__Exercise prompt__.
Go through the records that follow and tally the lines with "JSON" in them; answer with the number alone.

__Record extracts__.
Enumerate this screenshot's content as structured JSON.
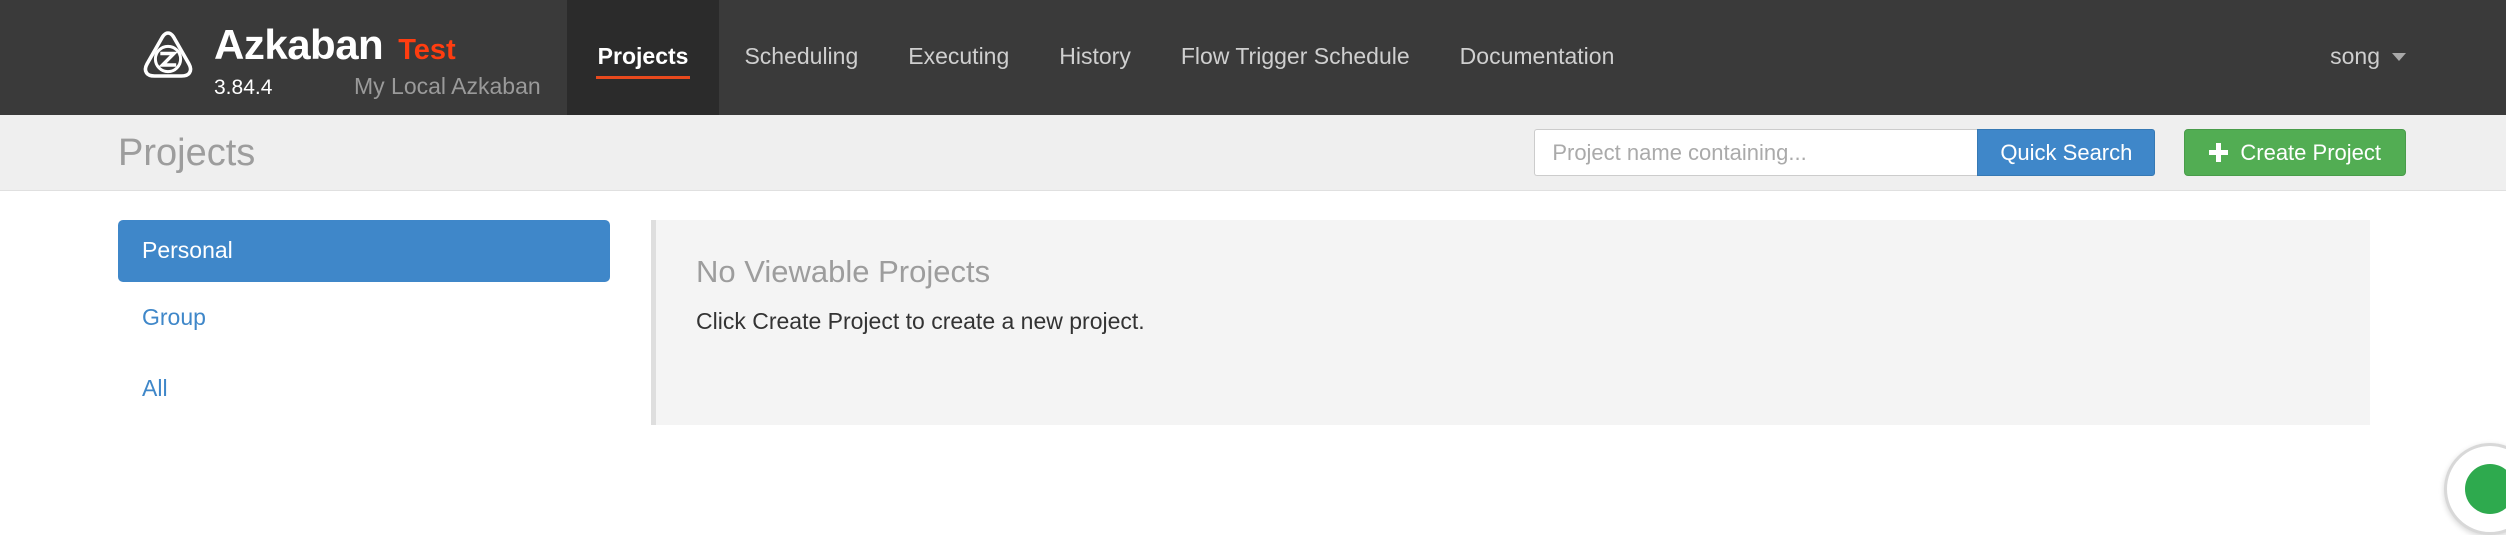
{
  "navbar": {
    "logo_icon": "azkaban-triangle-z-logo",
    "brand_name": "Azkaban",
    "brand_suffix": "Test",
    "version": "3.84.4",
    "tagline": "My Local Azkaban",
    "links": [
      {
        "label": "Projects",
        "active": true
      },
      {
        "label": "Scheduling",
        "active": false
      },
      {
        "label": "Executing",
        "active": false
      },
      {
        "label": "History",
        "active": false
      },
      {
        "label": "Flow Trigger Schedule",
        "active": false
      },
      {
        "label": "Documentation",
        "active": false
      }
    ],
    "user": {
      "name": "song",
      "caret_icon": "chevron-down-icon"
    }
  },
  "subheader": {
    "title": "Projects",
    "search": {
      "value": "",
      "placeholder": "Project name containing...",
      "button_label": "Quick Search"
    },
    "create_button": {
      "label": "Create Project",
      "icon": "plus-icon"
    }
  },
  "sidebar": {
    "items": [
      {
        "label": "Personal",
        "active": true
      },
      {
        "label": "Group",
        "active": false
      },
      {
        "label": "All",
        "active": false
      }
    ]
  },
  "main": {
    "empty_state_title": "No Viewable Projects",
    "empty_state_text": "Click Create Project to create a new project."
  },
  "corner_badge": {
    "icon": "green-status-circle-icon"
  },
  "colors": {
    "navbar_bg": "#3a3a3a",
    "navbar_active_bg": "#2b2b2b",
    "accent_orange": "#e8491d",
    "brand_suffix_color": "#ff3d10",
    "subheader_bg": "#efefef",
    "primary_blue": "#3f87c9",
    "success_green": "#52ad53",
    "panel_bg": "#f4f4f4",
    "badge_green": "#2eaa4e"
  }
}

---

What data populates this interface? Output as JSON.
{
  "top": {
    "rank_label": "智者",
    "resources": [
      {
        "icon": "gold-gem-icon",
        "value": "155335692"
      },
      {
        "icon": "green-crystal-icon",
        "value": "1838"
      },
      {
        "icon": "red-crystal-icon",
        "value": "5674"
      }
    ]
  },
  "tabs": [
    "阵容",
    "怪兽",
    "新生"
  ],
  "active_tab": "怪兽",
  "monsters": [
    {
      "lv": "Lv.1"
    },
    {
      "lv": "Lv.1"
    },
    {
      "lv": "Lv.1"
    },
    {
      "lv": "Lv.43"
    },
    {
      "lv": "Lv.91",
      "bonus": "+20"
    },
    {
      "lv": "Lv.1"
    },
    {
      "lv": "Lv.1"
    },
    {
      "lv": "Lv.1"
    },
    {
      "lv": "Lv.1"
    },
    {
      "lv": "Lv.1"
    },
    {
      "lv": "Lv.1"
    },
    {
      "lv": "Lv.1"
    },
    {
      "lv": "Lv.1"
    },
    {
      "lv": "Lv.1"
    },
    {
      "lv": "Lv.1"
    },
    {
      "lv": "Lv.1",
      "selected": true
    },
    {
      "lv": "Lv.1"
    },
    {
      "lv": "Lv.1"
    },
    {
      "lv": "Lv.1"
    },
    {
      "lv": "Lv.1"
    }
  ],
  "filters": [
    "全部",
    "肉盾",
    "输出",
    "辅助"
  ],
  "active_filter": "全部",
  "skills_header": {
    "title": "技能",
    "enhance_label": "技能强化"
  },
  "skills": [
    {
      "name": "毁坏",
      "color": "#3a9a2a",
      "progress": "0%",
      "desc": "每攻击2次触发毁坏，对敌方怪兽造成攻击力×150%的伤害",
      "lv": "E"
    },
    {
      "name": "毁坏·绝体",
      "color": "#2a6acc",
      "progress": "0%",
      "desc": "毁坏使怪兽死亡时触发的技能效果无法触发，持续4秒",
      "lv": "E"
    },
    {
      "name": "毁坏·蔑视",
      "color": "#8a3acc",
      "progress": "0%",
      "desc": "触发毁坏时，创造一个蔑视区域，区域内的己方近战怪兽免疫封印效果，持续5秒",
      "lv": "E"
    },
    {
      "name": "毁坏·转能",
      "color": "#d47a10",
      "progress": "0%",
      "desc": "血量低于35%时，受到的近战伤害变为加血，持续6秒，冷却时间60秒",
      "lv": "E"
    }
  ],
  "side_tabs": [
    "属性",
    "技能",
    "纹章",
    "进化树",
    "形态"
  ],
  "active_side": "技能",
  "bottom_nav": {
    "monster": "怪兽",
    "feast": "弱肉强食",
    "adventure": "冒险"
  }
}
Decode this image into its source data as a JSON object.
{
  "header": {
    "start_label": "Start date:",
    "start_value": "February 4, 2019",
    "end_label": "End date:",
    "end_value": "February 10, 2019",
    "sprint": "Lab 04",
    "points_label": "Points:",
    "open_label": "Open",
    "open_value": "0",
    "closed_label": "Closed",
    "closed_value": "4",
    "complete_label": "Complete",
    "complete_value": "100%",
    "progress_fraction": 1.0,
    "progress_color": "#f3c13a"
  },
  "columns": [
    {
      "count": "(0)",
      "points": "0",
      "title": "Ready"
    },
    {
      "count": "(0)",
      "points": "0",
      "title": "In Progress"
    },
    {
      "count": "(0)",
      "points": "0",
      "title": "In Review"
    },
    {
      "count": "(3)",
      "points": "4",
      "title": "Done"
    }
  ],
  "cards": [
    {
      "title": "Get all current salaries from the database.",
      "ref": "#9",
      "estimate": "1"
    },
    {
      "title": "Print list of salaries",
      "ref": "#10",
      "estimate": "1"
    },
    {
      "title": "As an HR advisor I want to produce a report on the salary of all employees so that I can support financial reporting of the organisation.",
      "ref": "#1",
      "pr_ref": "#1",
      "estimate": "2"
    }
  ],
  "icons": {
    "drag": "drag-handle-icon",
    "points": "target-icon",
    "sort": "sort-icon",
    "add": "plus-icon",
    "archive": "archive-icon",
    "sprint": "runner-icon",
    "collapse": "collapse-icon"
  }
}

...

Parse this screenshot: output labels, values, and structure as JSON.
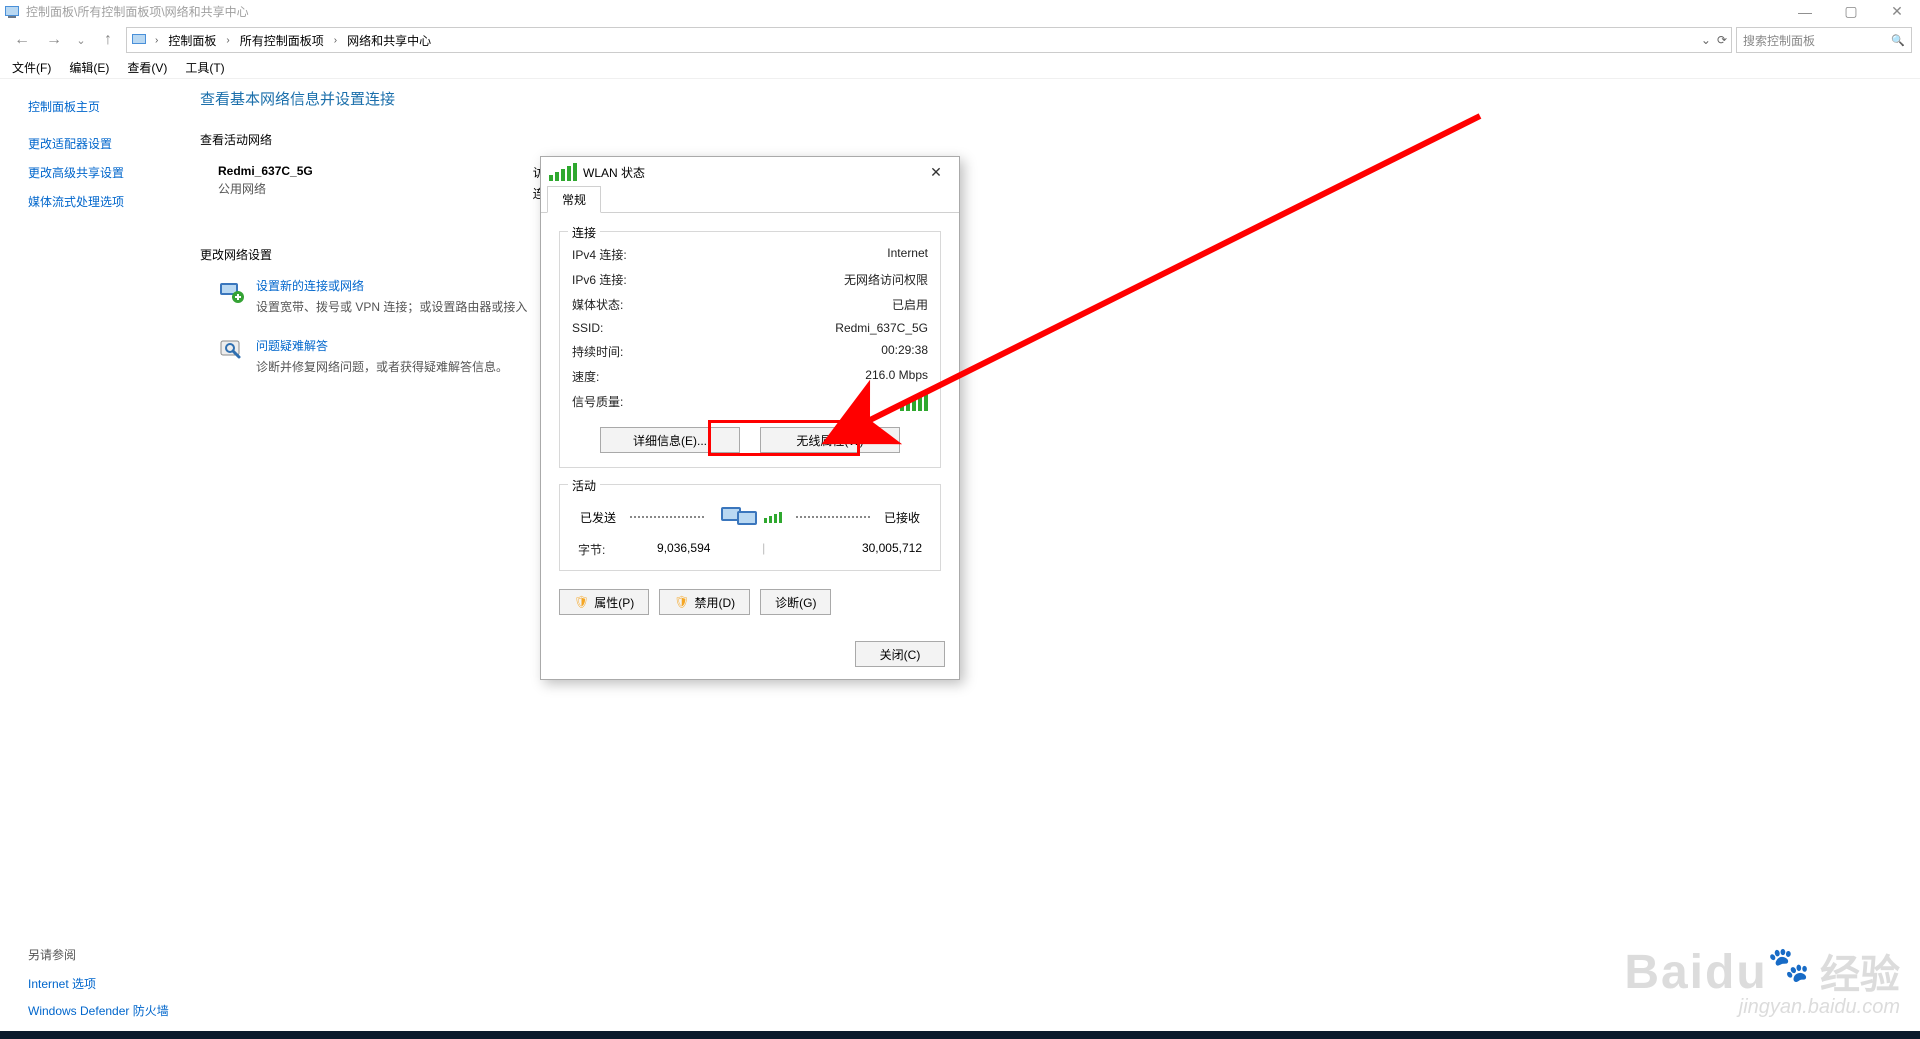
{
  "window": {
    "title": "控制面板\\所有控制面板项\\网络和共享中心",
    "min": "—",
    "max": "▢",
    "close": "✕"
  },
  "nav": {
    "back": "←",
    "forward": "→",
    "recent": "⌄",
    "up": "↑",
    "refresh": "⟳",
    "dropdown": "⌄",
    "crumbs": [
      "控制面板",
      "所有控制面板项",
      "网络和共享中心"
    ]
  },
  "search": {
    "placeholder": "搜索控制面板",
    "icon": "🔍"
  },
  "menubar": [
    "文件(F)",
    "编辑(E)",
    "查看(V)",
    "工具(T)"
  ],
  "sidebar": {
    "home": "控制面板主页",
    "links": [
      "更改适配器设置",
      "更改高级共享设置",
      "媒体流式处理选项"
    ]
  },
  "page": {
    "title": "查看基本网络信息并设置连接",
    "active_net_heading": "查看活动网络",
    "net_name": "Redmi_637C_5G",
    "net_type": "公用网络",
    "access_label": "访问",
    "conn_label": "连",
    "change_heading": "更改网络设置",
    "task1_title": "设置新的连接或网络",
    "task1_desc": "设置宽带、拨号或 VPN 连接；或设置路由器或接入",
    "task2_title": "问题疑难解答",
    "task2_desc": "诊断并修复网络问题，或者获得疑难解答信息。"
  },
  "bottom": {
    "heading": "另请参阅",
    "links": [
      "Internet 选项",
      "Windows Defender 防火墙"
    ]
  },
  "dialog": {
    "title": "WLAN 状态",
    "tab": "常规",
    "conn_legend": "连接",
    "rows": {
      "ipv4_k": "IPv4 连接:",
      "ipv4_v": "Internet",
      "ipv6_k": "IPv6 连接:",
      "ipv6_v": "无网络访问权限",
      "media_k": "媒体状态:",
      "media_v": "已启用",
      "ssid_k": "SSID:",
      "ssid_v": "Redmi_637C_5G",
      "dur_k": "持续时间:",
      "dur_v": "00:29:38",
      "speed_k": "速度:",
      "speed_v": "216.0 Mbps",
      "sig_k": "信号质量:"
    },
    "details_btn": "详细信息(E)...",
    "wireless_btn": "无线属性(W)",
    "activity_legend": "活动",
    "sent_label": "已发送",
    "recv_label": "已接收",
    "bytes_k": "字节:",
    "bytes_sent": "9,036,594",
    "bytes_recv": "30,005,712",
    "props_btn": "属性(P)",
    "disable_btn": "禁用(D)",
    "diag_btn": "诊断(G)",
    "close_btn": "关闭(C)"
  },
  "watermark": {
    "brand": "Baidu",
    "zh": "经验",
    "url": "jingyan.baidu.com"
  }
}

__Result__.
4